    Hyperthermic intraperitoneal chemotherapy (HIPEC), a strategy combining maximal cytoreductive surgery and maximal regional chemotherapy, has been applied to treat ovarian cancer resulting in long-term survival rates in selected patients. However, the status of HIPEC in ovarian cancer remains an experimental procedure, given the many variables among the data and trials reviewed, to enable us to derive strong conclusions about its role from this overview. In this review we discuss treatment with HIPEC in patients with ovarian cancer and future prospective of its use in clinical setting. HIPEC is an effective tool in the treatment of selected patients with peritoneal carcinomatosis from ovarian cancer. Unfortunately, due to the lack of randomised trials, the evidence of HIPEC is very limited. Future randomised studies are awaited to define the role and clinical impact of HIPEC in ovarian cancer. PMID:26984715

  18. Multi-modality optical imaging of ovarian cancer in a post-menopausal mouse model

    NASA Astrophysics Data System (ADS)

    Watson, Jennifer M.; Rice, Photini Faith; Marion, Samuel L.; Bentley, David L.; Brewer, Molly A.; Utzinger, Urs; Hoyer, Patricia B.; Barton, Jennifer K.

    2011-03-01

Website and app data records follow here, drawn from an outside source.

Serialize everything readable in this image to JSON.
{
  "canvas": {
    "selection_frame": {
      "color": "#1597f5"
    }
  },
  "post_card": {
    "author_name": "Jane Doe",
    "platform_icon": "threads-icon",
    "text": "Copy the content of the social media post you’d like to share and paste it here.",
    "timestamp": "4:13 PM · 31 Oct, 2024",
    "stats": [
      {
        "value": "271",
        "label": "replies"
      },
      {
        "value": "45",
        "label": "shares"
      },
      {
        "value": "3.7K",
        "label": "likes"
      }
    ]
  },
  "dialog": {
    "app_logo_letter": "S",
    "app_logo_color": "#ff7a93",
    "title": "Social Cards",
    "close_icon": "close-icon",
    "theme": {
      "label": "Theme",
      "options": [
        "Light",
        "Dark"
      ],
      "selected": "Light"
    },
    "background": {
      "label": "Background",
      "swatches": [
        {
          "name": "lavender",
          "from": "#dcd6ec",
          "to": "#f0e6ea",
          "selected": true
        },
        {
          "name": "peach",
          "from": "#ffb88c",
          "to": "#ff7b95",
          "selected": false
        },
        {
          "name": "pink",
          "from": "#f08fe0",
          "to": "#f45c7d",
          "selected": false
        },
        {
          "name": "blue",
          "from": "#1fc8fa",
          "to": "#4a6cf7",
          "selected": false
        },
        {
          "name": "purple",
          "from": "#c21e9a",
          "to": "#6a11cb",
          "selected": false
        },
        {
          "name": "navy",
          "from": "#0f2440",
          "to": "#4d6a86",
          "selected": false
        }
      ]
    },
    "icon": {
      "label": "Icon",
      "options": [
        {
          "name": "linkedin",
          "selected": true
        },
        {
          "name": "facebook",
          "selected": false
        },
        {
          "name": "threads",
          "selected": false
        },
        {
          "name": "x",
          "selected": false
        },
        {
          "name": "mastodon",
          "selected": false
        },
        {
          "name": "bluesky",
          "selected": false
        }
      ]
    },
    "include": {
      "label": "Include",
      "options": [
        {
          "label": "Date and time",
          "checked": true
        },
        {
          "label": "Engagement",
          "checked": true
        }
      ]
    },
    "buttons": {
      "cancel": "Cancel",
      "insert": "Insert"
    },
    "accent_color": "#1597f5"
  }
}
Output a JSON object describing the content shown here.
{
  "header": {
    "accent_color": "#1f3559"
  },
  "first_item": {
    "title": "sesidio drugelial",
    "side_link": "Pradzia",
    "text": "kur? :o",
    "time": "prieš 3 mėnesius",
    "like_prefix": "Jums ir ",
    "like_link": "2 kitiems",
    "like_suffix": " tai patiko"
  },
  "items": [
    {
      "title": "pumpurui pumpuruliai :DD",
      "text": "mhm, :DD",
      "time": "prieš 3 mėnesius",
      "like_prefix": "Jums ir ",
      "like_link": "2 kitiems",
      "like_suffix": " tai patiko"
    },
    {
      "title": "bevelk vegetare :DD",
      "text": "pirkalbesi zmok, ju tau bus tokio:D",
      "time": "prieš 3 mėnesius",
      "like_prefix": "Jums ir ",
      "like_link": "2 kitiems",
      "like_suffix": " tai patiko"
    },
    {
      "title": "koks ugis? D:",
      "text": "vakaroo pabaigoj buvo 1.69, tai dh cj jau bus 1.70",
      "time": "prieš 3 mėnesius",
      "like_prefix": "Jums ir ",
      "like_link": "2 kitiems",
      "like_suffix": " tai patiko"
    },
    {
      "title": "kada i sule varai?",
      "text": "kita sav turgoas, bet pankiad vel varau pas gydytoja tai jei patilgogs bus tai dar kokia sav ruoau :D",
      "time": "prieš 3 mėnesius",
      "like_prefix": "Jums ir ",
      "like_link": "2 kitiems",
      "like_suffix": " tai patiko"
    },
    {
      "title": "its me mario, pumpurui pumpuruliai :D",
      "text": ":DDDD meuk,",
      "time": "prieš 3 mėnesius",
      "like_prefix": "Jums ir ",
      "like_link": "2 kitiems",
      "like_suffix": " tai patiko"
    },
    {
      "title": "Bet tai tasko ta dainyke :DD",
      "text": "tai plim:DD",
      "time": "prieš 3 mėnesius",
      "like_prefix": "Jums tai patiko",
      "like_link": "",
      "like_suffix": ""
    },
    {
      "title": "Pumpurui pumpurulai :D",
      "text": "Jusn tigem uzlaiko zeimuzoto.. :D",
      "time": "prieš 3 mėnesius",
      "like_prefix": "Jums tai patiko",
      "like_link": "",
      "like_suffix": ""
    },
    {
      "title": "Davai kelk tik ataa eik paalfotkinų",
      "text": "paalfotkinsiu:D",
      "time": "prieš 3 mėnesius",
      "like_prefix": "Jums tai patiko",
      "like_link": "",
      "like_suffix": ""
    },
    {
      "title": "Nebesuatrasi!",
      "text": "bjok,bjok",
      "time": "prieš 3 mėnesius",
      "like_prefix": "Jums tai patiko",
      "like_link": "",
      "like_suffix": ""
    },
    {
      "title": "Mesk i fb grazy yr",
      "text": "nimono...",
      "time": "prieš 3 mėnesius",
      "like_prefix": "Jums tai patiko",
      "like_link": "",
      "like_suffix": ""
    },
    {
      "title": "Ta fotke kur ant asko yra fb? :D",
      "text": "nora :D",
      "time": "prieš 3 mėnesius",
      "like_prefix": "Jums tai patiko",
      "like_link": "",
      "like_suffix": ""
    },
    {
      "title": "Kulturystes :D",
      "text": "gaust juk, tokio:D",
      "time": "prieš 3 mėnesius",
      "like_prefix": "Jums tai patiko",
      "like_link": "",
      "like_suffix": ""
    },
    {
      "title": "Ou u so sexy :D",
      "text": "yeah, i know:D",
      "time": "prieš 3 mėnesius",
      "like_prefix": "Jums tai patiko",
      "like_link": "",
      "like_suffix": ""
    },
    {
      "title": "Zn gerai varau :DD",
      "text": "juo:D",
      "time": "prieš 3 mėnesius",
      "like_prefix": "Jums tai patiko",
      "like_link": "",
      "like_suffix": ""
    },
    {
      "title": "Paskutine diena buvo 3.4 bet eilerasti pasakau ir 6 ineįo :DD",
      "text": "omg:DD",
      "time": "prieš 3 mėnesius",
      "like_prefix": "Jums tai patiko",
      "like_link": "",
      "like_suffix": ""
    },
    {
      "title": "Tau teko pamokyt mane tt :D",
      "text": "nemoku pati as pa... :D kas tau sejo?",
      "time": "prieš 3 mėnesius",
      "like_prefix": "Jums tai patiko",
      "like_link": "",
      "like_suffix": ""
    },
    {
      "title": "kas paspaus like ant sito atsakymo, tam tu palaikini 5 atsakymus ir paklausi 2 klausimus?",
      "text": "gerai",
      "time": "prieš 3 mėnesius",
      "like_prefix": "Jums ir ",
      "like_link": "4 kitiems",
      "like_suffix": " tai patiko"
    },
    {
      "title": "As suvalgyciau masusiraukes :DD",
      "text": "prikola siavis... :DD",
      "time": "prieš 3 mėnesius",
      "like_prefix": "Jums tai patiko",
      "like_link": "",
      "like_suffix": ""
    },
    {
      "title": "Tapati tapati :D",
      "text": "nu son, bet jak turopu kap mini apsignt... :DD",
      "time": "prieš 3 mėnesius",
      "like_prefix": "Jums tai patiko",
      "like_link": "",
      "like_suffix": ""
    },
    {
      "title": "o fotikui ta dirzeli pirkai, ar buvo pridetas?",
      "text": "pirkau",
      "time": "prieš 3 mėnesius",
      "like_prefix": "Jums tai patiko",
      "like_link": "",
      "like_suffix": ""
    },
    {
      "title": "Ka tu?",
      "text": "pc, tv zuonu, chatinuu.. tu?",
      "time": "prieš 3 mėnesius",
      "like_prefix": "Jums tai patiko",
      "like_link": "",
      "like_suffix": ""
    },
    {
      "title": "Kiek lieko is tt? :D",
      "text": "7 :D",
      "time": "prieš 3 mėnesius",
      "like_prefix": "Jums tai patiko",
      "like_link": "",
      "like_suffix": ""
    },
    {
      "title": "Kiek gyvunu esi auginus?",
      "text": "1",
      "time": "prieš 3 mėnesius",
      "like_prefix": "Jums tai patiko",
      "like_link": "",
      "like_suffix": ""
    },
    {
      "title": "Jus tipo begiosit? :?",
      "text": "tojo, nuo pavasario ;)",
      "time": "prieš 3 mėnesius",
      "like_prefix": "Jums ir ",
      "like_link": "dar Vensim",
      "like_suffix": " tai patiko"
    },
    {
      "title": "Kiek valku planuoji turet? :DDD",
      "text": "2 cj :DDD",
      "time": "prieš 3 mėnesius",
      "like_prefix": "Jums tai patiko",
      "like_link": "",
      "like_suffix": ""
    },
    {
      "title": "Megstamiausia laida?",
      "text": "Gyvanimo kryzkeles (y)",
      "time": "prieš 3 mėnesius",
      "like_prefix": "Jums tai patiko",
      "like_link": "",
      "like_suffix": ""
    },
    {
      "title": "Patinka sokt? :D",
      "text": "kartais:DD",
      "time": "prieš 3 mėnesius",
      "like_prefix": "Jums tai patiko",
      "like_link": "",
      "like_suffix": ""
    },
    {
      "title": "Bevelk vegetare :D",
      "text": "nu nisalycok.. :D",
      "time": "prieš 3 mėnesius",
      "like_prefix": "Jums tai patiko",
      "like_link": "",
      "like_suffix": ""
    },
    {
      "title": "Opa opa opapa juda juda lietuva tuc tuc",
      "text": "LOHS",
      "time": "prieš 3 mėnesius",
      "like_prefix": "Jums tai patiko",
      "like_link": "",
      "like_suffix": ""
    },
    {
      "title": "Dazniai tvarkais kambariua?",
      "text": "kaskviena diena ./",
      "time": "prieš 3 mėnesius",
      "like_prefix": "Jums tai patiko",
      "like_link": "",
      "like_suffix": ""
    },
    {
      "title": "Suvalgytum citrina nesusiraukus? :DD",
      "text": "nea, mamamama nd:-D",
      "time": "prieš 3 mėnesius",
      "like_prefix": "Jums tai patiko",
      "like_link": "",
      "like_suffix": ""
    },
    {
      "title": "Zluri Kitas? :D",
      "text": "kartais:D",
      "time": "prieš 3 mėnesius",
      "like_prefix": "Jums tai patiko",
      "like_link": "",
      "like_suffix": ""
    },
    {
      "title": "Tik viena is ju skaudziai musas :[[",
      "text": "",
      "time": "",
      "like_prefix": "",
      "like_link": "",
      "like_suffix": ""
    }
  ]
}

    Our goal is to use optical imaging to detect cancer development on the sub cellular scale. By determining the microscopic changes that precede ovarian cancer we hope to develop a minimally invasive screening test for high risk patients. A mouse ovarian cancer model has been developed by treating mice with 4-Vinylcyclohexene Diepoxide to induce ovarian failure and 7, 12-Dimethylbenz[a]anthracene (DMBA) to induce ovarian cancer. Using optical coherence tomography (OCT) and multiphoton microscopy (MPM) we have obtained co-registered en face images of sixty-seven mouse ovaries ex vivo and forty-two ovaries in vivo. Preliminary analysis indicates that OCT and MPM can visualize ovarian microstructure. During the next year we will be completing a long term survival study using post-menopausal mice that have been treated with DMBA to induce cancer and imaged in vivo at time points before and after treatment.